Games Results Sport Event
Athens 2004
Games Results Sport Event
Athens 2004
#1
Football Football
Sydney 2000
Games Results Sport Event
Sydney 2000
#2
Football Football
Atlanta 1996
Games Results Sport Event
Atlanta 1996
#1
Football Football

Julie FOUDY

United States of America
Football
Height
165 cm / 5'5''
Weight
59 kg / 129 pounds
Birth date
23 Jan 1971 San Diego, United States of America
Gender
Female

Number of medals

3 Olympic medals

Olympic Games

3 Olympic Games

Julie FOUDY biography

Julie Foudy was a football (soccer) midfielder who was on the US National Team from 1987-2004, earning 274 caps. Foudy won gold medals at the 1996 and 2004 Olympics, and added a silver in 2000. She played at the FIFA World Cup four times, helping the USA win that title in 1991 and 1999, and claiming bronze medals in 1995 and 2003. She was the US National Team captain from 2000-04.

Foudy played in college at Stanford, where she studied pre-med, although she later elected not to attend medical school. She played professionally with the Sacramento Storm in 1993 and 1995-98, was with the San Diego Spirit from 2001-03, and played one season in Europe with Tyresö FF in Sweden.

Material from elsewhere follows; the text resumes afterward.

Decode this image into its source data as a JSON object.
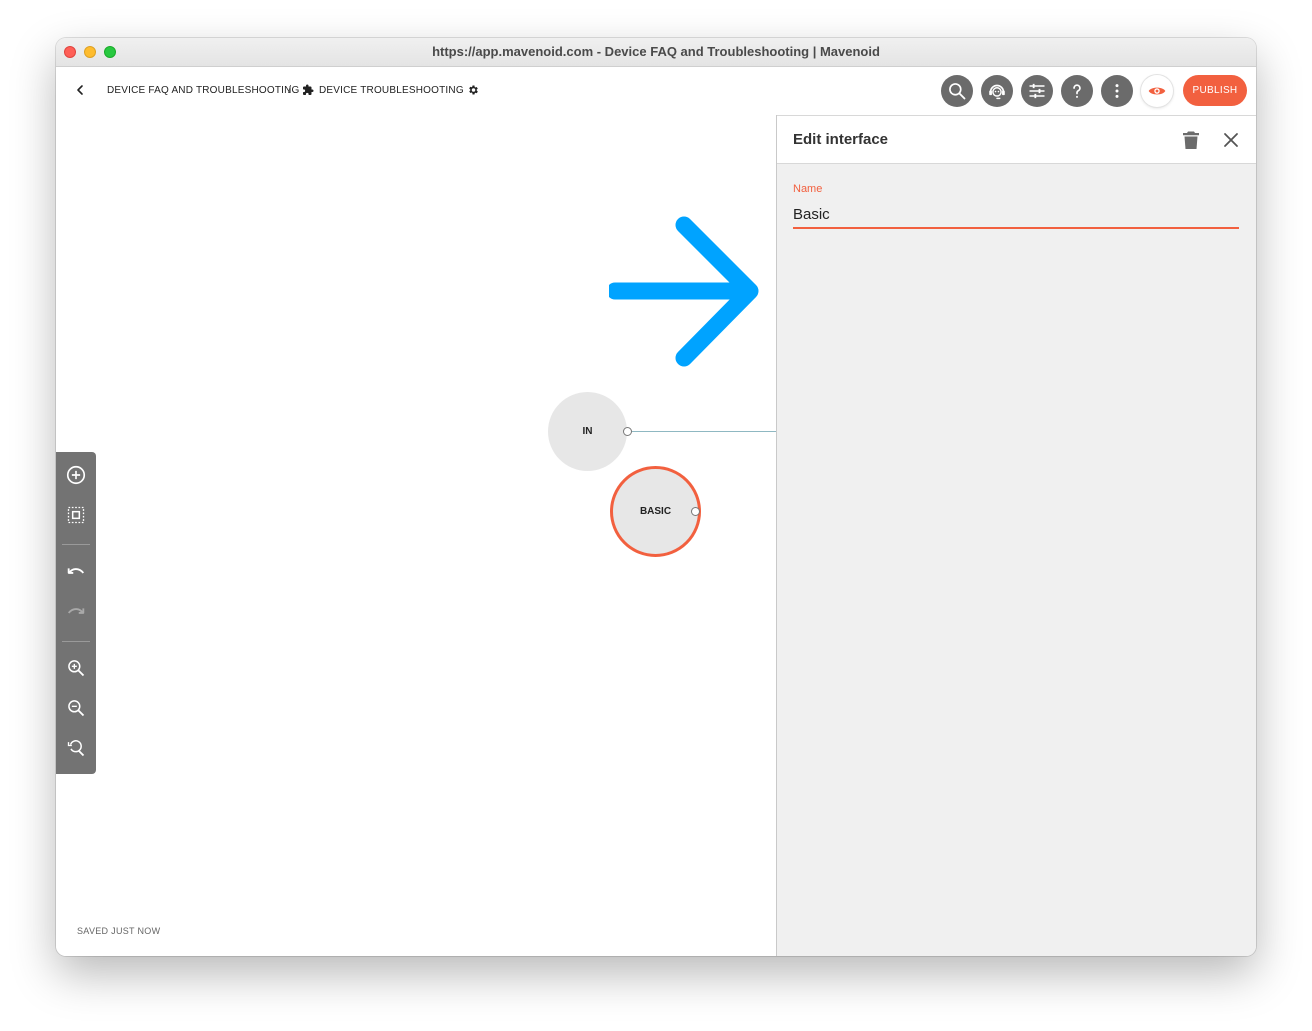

Foudy was elected to the US Soccer Hall of Fame in 2007.

Foudy has become well known since her playing career for her television appearances as an analyst on ESPN and NBC, but also for her political and social activism. In 1998, she received the FIFA Fair Play Award in recognition of her advocacy against child labor in sports equipment manufacturing. In 2002 Foudy was President of the Women’s Sports Foundation.

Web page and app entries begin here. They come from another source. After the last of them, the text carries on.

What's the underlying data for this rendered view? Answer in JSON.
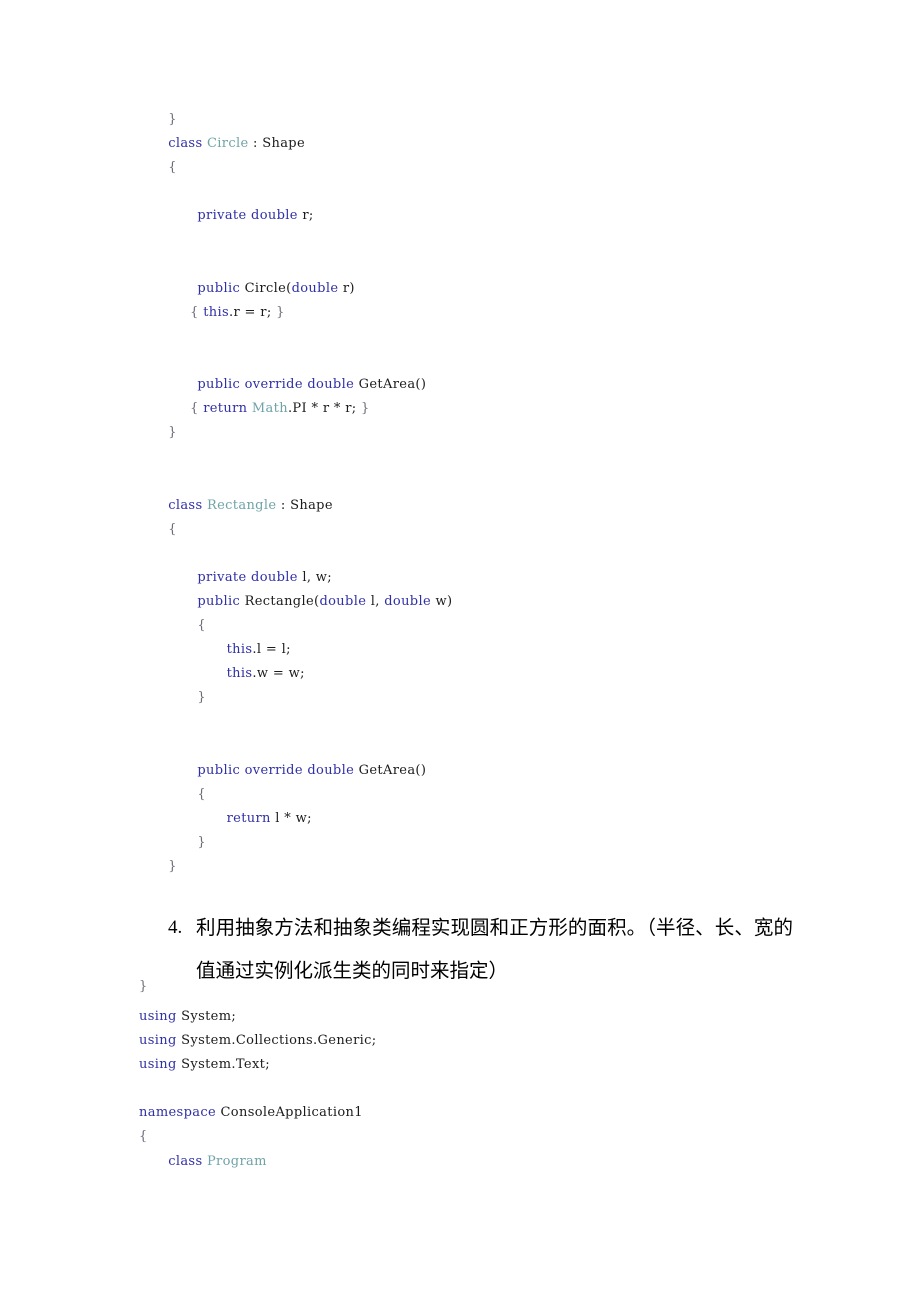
{
  "document": {
    "page_background": "#ffffff",
    "syntax_colors": {
      "keyword": "#2f2fa8",
      "type_name": "#6fa3a8",
      "plain": "#1b1b1b",
      "brace": "#6b6b78"
    }
  },
  "code_top": {
    "language": "csharp",
    "lines": [
      {
        "indent": 4,
        "tokens": [
          {
            "t": "}",
            "c": "brace"
          }
        ]
      },
      {
        "indent": 4,
        "tokens": [
          {
            "t": "class ",
            "c": "kw"
          },
          {
            "t": "Circle",
            "c": "type"
          },
          {
            "t": " : Shape",
            "c": "pln"
          }
        ]
      },
      {
        "indent": 4,
        "tokens": [
          {
            "t": "{",
            "c": "brace"
          }
        ]
      },
      {
        "indent": 4,
        "tokens": [
          {
            "t": "",
            "c": "pln"
          }
        ]
      },
      {
        "indent": 8,
        "tokens": [
          {
            "t": "private ",
            "c": "kw"
          },
          {
            "t": "double ",
            "c": "kw"
          },
          {
            "t": "r;",
            "c": "pln"
          }
        ]
      },
      {
        "indent": 8,
        "tokens": [
          {
            "t": "",
            "c": "pln"
          }
        ]
      },
      {
        "indent": 8,
        "tokens": [
          {
            "t": "",
            "c": "pln"
          }
        ]
      },
      {
        "indent": 8,
        "tokens": [
          {
            "t": "public ",
            "c": "kw"
          },
          {
            "t": "Circle(",
            "c": "pln"
          },
          {
            "t": "double ",
            "c": "kw"
          },
          {
            "t": "r)",
            "c": "pln"
          }
        ]
      },
      {
        "indent": 7,
        "tokens": [
          {
            "t": "{ ",
            "c": "brace"
          },
          {
            "t": "this",
            "c": "kw"
          },
          {
            "t": ".r = r; ",
            "c": "pln"
          },
          {
            "t": "}",
            "c": "brace"
          }
        ]
      },
      {
        "indent": 8,
        "tokens": [
          {
            "t": "",
            "c": "pln"
          }
        ]
      },
      {
        "indent": 8,
        "tokens": [
          {
            "t": "",
            "c": "pln"
          }
        ]
      },
      {
        "indent": 8,
        "tokens": [
          {
            "t": "public ",
            "c": "kw"
          },
          {
            "t": "override ",
            "c": "kw"
          },
          {
            "t": "double ",
            "c": "kw"
          },
          {
            "t": "GetArea()",
            "c": "pln"
          }
        ]
      },
      {
        "indent": 7,
        "tokens": [
          {
            "t": "{ ",
            "c": "brace"
          },
          {
            "t": "return ",
            "c": "kw"
          },
          {
            "t": "Math",
            "c": "type"
          },
          {
            "t": ".PI * r * r; ",
            "c": "pln"
          },
          {
            "t": "}",
            "c": "brace"
          }
        ]
      },
      {
        "indent": 4,
        "tokens": [
          {
            "t": "}",
            "c": "brace"
          }
        ]
      },
      {
        "indent": 4,
        "tokens": [
          {
            "t": "",
            "c": "pln"
          }
        ]
      },
      {
        "indent": 4,
        "tokens": [
          {
            "t": "",
            "c": "pln"
          }
        ]
      },
      {
        "indent": 4,
        "tokens": [
          {
            "t": "class ",
            "c": "kw"
          },
          {
            "t": "Rectangle",
            "c": "type"
          },
          {
            "t": " : Shape",
            "c": "pln"
          }
        ]
      },
      {
        "indent": 4,
        "tokens": [
          {
            "t": "{",
            "c": "brace"
          }
        ]
      },
      {
        "indent": 4,
        "tokens": [
          {
            "t": "",
            "c": "pln"
          }
        ]
      },
      {
        "indent": 8,
        "tokens": [
          {
            "t": "private ",
            "c": "kw"
          },
          {
            "t": "double ",
            "c": "kw"
          },
          {
            "t": "l, w;",
            "c": "pln"
          }
        ]
      },
      {
        "indent": 8,
        "tokens": [
          {
            "t": "public ",
            "c": "kw"
          },
          {
            "t": "Rectangle(",
            "c": "pln"
          },
          {
            "t": "double ",
            "c": "kw"
          },
          {
            "t": "l, ",
            "c": "pln"
          },
          {
            "t": "double ",
            "c": "kw"
          },
          {
            "t": "w)",
            "c": "pln"
          }
        ]
      },
      {
        "indent": 8,
        "tokens": [
          {
            "t": "{",
            "c": "brace"
          }
        ]
      },
      {
        "indent": 12,
        "tokens": [
          {
            "t": "this",
            "c": "kw"
          },
          {
            "t": ".l = l;",
            "c": "pln"
          }
        ]
      },
      {
        "indent": 12,
        "tokens": [
          {
            "t": "this",
            "c": "kw"
          },
          {
            "t": ".w = w;",
            "c": "pln"
          }
        ]
      },
      {
        "indent": 8,
        "tokens": [
          {
            "t": "}",
            "c": "brace"
          }
        ]
      },
      {
        "indent": 8,
        "tokens": [
          {
            "t": "",
            "c": "pln"
          }
        ]
      },
      {
        "indent": 8,
        "tokens": [
          {
            "t": "",
            "c": "pln"
          }
        ]
      },
      {
        "indent": 8,
        "tokens": [
          {
            "t": "public ",
            "c": "kw"
          },
          {
            "t": "override ",
            "c": "kw"
          },
          {
            "t": "double ",
            "c": "kw"
          },
          {
            "t": "GetArea()",
            "c": "pln"
          }
        ]
      },
      {
        "indent": 8,
        "tokens": [
          {
            "t": "{",
            "c": "brace"
          }
        ]
      },
      {
        "indent": 12,
        "tokens": [
          {
            "t": "return ",
            "c": "kw"
          },
          {
            "t": "l * w;",
            "c": "pln"
          }
        ]
      },
      {
        "indent": 8,
        "tokens": [
          {
            "t": "}",
            "c": "brace"
          }
        ]
      },
      {
        "indent": 4,
        "tokens": [
          {
            "t": "}",
            "c": "brace"
          }
        ]
      },
      {
        "indent": 4,
        "tokens": [
          {
            "t": "",
            "c": "pln"
          }
        ]
      },
      {
        "indent": 4,
        "tokens": [
          {
            "t": "",
            "c": "pln"
          }
        ]
      },
      {
        "indent": 4,
        "tokens": [
          {
            "t": "",
            "c": "pln"
          }
        ]
      },
      {
        "indent": 4,
        "tokens": [
          {
            "t": "",
            "c": "pln"
          }
        ]
      },
      {
        "indent": 0,
        "tokens": [
          {
            "t": "}",
            "c": "brace"
          }
        ]
      }
    ]
  },
  "heading": {
    "marker": "4.",
    "text": "利用抽象方法和抽象类编程实现圆和正方形的面积。（半径、长、宽的值通过实例化派生类的同时来指定）"
  },
  "code_bottom": {
    "language": "csharp",
    "lines": [
      {
        "indent": 0,
        "tokens": [
          {
            "t": "using ",
            "c": "kw"
          },
          {
            "t": "System;",
            "c": "pln"
          }
        ]
      },
      {
        "indent": 0,
        "tokens": [
          {
            "t": "using ",
            "c": "kw"
          },
          {
            "t": "System.Collections.Generic;",
            "c": "pln"
          }
        ]
      },
      {
        "indent": 0,
        "tokens": [
          {
            "t": "using ",
            "c": "kw"
          },
          {
            "t": "System.Text;",
            "c": "pln"
          }
        ]
      },
      {
        "indent": 0,
        "tokens": [
          {
            "t": "",
            "c": "pln"
          }
        ]
      },
      {
        "indent": 0,
        "tokens": [
          {
            "t": "namespace ",
            "c": "kw"
          },
          {
            "t": "ConsoleApplication1",
            "c": "pln"
          }
        ]
      },
      {
        "indent": 0,
        "tokens": [
          {
            "t": "{",
            "c": "brace"
          }
        ]
      },
      {
        "indent": 4,
        "tokens": [
          {
            "t": "class ",
            "c": "kw"
          },
          {
            "t": "Program",
            "c": "type"
          }
        ]
      }
    ]
  }
}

In 2006, she and her husband, Ian Sawyers, founded the Julie Foudy Sports Leadership Academy (JFSLA), which is an organization focused on sports and leadership for girls. In 2002, Foudy was named by United States Secretary of Education Rod Paige to the Commission on Opportunity in Athletics, a panel charged with reviewing the effects and implementation of the landmark 1972 Title IX legislation. Foudy and fellow commission member Donna de Varona refused to sign the commission’s report, feeling that it downplayed the persistence of gender-based discrimination in school athletics.

Athletes